In 2007, President Bush approved legislation implementing recommendations from the 9/11 Commission, explains Edward Kelly, general manager for cargo, transportation sector network management for TSA. The legislation mandates 100 percent screening of cargo by August 2010. It also requires TSA to screen cargo transported on passenger aircraft and provide a level of security that is commensurate with checked baggage.
“Screening commensurate with baggage means that cargo has to be screened at the piece level,” says Kelly. “You can’t screen skids of cargo; you need to break them down and screen the individual pieces.”
According to Kelly, when looking at the supply chain for cargo, about 12 percent of all cargo moves on passenger planes. Currently, freight moving on passenger aircraft has to be from known shippers, and the majority of cargo generally goes through a freight forwarder, or indirect air carrier, and then is pushed to the airline, where the airline actually does the screening.
In the future, says Kelly, “We think we are going to change that model, and will introduce a certified cargo screening program, where a shipper can act as a screening facility. We also want to introduce ISFs, or independent screening facilities, which will probably be located in or around an airport.
“Chain of custody is key to this whole program. The idea behind that is once the freight is secure, we have to make sure there is a handoff of that secure freight along the supply chain-from the shipper to the forwarder, and forwarder to the airline, so we know the freight hasn’t been tampered with.
It seeks to close a hole that allows millions of packages to be carried under passenger cabins without being checked for bombs.
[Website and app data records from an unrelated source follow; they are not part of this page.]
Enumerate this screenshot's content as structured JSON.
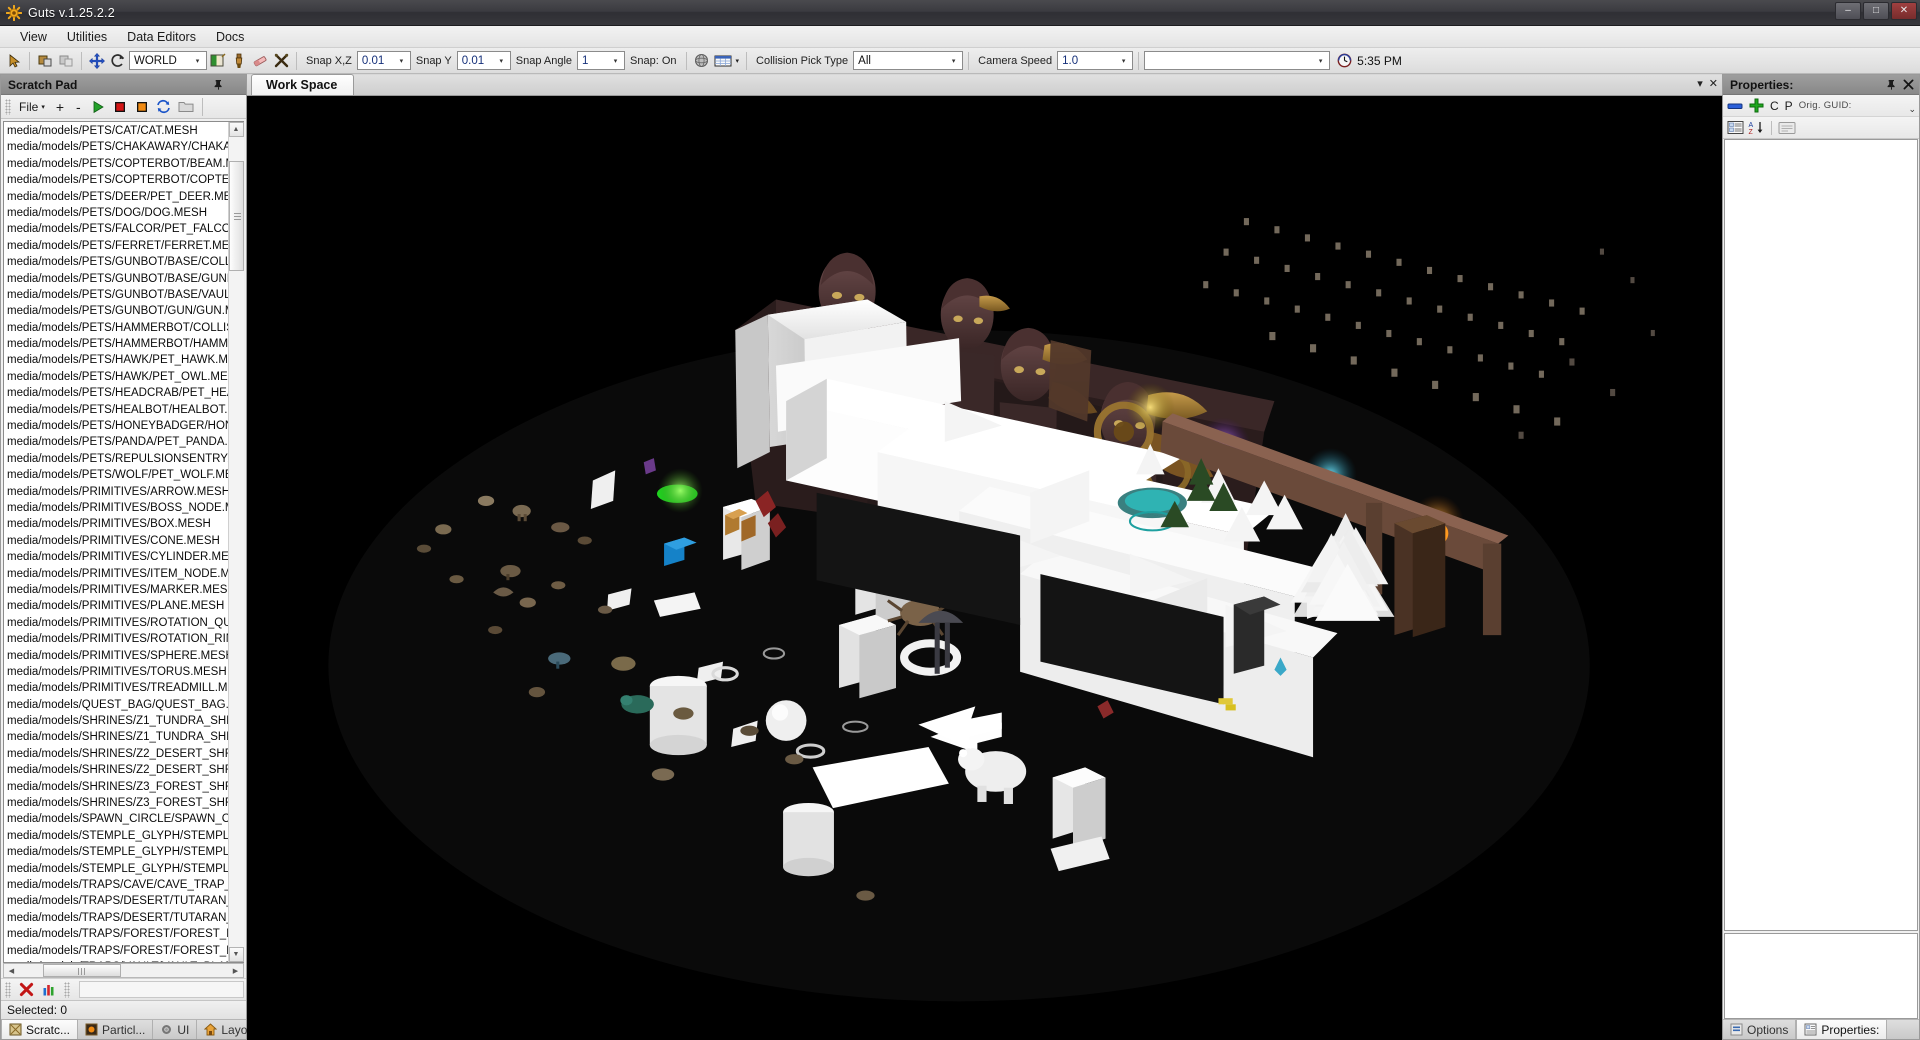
{
  "window": {
    "title": "Guts v.1.25.2.2",
    "app_icon": "gear-sun-icon",
    "minimize": "–",
    "maximize": "□",
    "close": "✕"
  },
  "menubar": {
    "items": [
      {
        "label": "View"
      },
      {
        "label": "Utilities"
      },
      {
        "label": "Data Editors"
      },
      {
        "label": "Docs"
      }
    ]
  },
  "toolbar": {
    "select_tool": "cursor-icon",
    "group_tool": "group-icon",
    "ungroup_tool": "ungroup-icon",
    "move_tool": "move-icon",
    "rotate_tool": "rotate-icon",
    "space_combo": {
      "value": "WORLD",
      "arrow": "▾"
    },
    "paint_tool": "paint-bucket-icon",
    "brush_tool": "brush-icon",
    "eraser_tool": "eraser-icon",
    "delete_tool": "scissors-x-icon",
    "snap_xz_label": "Snap X,Z",
    "snap_xz": {
      "value": "0.01",
      "arrow": "▾"
    },
    "snap_y_label": "Snap Y",
    "snap_y": {
      "value": "0.01",
      "arrow": "▾"
    },
    "snap_angle_label": "Snap Angle",
    "snap_angle": {
      "value": "1",
      "arrow": "▾"
    },
    "snap_state_label": "Snap: On",
    "sphere_tool": "sphere-icon",
    "grid_tool": "grid-icon",
    "grid_arrow": "▾",
    "collision_pick_label": "Collision Pick Type",
    "collision_pick": {
      "value": "All",
      "arrow": "▾"
    },
    "camera_speed_label": "Camera Speed",
    "camera_speed": {
      "value": "1.0",
      "arrow": "▾"
    },
    "blank_combo": {
      "value": "",
      "arrow": "▾"
    },
    "clock_icon": "clock-icon",
    "clock_time": "5:35 PM"
  },
  "scratch_pad": {
    "title": "Scratch Pad",
    "pin_icon": "pin-icon",
    "close_icon": "close-icon",
    "toolbar": {
      "file_menu": "File",
      "file_arrow": "▾",
      "add": "+",
      "remove": "-",
      "play_icon": "play-icon",
      "stop_red_icon": "stop-red-icon",
      "stop_orange_icon": "stop-orange-icon",
      "refresh_icon": "refresh-icon",
      "folder_icon": "folder-icon"
    },
    "files": [
      "media/models/PETS/CAT/CAT.MESH",
      "media/models/PETS/CHAKAWARY/CHAKAW",
      "media/models/PETS/COPTERBOT/BEAM.ME",
      "media/models/PETS/COPTERBOT/COPTER.",
      "media/models/PETS/DEER/PET_DEER.MES",
      "media/models/PETS/DOG/DOG.MESH",
      "media/models/PETS/FALCOR/PET_FALCOF",
      "media/models/PETS/FERRET/FERRET.MES",
      "media/models/PETS/GUNBOT/BASE/COLLID",
      "media/models/PETS/GUNBOT/BASE/GUNB(",
      "media/models/PETS/GUNBOT/BASE/VAULT",
      "media/models/PETS/GUNBOT/GUN/GUN.M",
      "media/models/PETS/HAMMERBOT/COLLISI",
      "media/models/PETS/HAMMERBOT/HAMMEF",
      "media/models/PETS/HAWK/PET_HAWK.MES",
      "media/models/PETS/HAWK/PET_OWL.MESH",
      "media/models/PETS/HEADCRAB/PET_HEAD",
      "media/models/PETS/HEALBOT/HEALBOT.M",
      "media/models/PETS/HONEYBADGER/HONE",
      "media/models/PETS/PANDA/PET_PANDA.M",
      "media/models/PETS/REPULSIONSENTRY/S",
      "media/models/PETS/WOLF/PET_WOLF.MES",
      "media/models/PRIMITIVES/ARROW.MESH",
      "media/models/PRIMITIVES/BOSS_NODE.ME",
      "media/models/PRIMITIVES/BOX.MESH",
      "media/models/PRIMITIVES/CONE.MESH",
      "media/models/PRIMITIVES/CYLINDER.MESH",
      "media/models/PRIMITIVES/ITEM_NODE.ME",
      "media/models/PRIMITIVES/MARKER.MESH",
      "media/models/PRIMITIVES/PLANE.MESH",
      "media/models/PRIMITIVES/ROTATION_QUA",
      "media/models/PRIMITIVES/ROTATION_RIN(",
      "media/models/PRIMITIVES/SPHERE.MESH",
      "media/models/PRIMITIVES/TORUS.MESH",
      "media/models/PRIMITIVES/TREADMILL.MES",
      "media/models/QUEST_BAG/QUEST_BAG.M",
      "media/models/SHRINES/Z1_TUNDRA_SHRI",
      "media/models/SHRINES/Z1_TUNDRA_SHRI",
      "media/models/SHRINES/Z2_DESERT_SHRII",
      "media/models/SHRINES/Z2_DESERT_SHRII",
      "media/models/SHRINES/Z3_FOREST_SHRI",
      "media/models/SHRINES/Z3_FOREST_SHRI",
      "media/models/SPAWN_CIRCLE/SPAWN_CIF",
      "media/models/STEMPLE_GLYPH/STEMPLE_",
      "media/models/STEMPLE_GLYPH/STEMPLE_",
      "media/models/STEMPLE_GLYPH/STEMPLE_",
      "media/models/TRAPS/CAVE/CAVE_TRAP_B",
      "media/models/TRAPS/DESERT/TUTARAN_T",
      "media/models/TRAPS/DESERT/TUTARAN_T",
      "media/models/TRAPS/FOREST/FOREST_M",
      "media/models/TRAPS/FOREST/FOREST_M",
      "media/models/TRAPS/VAULT/VAULT_BLADI"
    ],
    "bottom_toolbar": {
      "delete_icon": "red-x-icon",
      "chart_icon": "chart-icon"
    },
    "status": "Selected: 0"
  },
  "bottom_tabs": [
    {
      "label": "Scratc...",
      "icon": "scratchpad-icon",
      "active": true
    },
    {
      "label": "Particl...",
      "icon": "particle-icon",
      "active": false
    },
    {
      "label": "UI",
      "icon": "ui-gear-icon",
      "active": false
    },
    {
      "label": "Layout",
      "icon": "layout-house-icon",
      "active": false
    }
  ],
  "workspace": {
    "tab_label": "Work Space",
    "dropdown_icon": "▾",
    "close_icon": "✕"
  },
  "properties": {
    "title": "Properties:",
    "pin_icon": "pin-icon",
    "close_icon": "close-icon",
    "toolbar": {
      "minus_icon": "minus-blue-icon",
      "plus_icon": "plus-green-icon",
      "c_label": "C",
      "p_label": "P",
      "guid_label": "Orig. GUID:",
      "overflow_icon": "overflow-chevron-icon"
    },
    "toolbar2": {
      "categorize_icon": "categorized-view-icon",
      "sort_icon": "alpha-sort-icon",
      "pages_icon": "property-pages-icon"
    }
  },
  "status_tabs": [
    {
      "label": "Options",
      "icon": "options-icon",
      "active": false
    },
    {
      "label": "Properties:",
      "icon": "properties-icon",
      "active": true
    }
  ],
  "colors": {
    "titlebar": "#3b3b40",
    "toolbar_bg": "#e4e4e4",
    "dock_header": "#909090",
    "viewport_bg": "#000000",
    "accent_green": "#2faa2f",
    "accent_red": "#cc2222",
    "accent_orange": "#e8820c",
    "accent_blue": "#2b5fd9",
    "field_value": "#15307a"
  }
}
Security Opting Out Of Opt-Out TSA unveils its program guidelines; airports see little motivation to change By John F. Infanger August 2004 LAS VEGAS — Prior to the...